Do thank you emails matter for medical school?
Sending a thank you letter after any interview is simply proper etiquette and is expected across institutions. That said, if the medical school requests interviewees NOT to send a thank you letter, please observe this request.
What medical school interview thank you email subject lines should I use?
Here are some medical school interview email subject line examples: “Thank you for the interview,” “Thanks for the Admissions Interview” or “Thank You for interviewing Me – Your Name”
Do thank you notes after an interview make a difference for med school?
A thank you letter will likely NOT have any effect on your chance of admission – it’s simply a way to thank the interviewer’s time and show your gratitude as well as keep the lines open for communication.

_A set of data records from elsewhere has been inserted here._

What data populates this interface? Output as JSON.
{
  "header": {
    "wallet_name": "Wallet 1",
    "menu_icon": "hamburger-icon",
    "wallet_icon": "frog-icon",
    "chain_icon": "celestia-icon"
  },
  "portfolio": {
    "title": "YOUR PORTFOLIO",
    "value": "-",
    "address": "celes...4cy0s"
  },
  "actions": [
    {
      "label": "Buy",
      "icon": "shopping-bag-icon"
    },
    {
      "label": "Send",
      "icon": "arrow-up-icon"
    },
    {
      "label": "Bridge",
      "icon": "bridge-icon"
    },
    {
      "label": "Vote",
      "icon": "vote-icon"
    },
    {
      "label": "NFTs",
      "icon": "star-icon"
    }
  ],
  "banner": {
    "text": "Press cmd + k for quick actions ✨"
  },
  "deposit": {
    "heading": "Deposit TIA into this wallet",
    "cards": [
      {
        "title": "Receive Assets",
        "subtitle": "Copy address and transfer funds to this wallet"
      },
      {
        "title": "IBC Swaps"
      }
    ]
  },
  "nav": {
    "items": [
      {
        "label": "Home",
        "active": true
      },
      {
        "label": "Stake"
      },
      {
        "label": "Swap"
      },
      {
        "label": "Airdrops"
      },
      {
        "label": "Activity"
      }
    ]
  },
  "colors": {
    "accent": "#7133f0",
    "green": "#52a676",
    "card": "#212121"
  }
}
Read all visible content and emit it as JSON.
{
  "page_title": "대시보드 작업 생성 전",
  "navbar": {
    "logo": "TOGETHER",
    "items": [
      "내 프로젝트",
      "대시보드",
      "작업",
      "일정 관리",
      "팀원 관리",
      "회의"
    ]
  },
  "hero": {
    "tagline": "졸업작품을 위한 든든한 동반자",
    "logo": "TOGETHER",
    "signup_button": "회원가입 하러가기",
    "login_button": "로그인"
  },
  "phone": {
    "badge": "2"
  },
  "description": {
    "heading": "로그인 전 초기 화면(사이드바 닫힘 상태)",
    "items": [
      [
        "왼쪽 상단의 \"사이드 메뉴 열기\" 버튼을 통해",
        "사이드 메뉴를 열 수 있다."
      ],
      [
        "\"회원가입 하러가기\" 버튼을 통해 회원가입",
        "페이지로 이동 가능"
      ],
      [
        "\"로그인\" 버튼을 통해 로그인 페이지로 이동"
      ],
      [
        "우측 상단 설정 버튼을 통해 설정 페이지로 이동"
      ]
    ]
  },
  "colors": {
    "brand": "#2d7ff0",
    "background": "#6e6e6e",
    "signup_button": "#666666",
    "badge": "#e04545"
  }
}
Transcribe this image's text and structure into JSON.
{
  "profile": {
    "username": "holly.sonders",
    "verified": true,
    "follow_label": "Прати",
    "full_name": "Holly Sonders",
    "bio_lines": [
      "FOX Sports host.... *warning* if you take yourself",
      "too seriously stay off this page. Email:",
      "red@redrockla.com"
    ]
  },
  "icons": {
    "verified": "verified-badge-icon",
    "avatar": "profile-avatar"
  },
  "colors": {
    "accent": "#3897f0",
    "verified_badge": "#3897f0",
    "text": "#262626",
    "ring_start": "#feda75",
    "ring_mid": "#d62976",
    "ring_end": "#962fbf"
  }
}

How long after med school interview do you hear back?
After your medical school interview, you should hear back within 10-14 days. However, there are always exceptions to this rule and should not be an indicator of whether or not you’ve been accepted.
What happens if my interviewers do not respond?
The medical school admissions committee is extremely busy and there is a high likelihood that they will not respond to your thank you email or letter – this is not any indicator that your interview went poorly.
Did this medical school interview thank you letter tutorial take some of the pressure off? You don’t need to overcomplicate things. Just use traditional formatting, hone in on key details about the interview, and be respectful of your interviewer’s time.
Let us know how you’ll approach your own thank you letter in the comments! Share the article with your friends if it’s been helpful.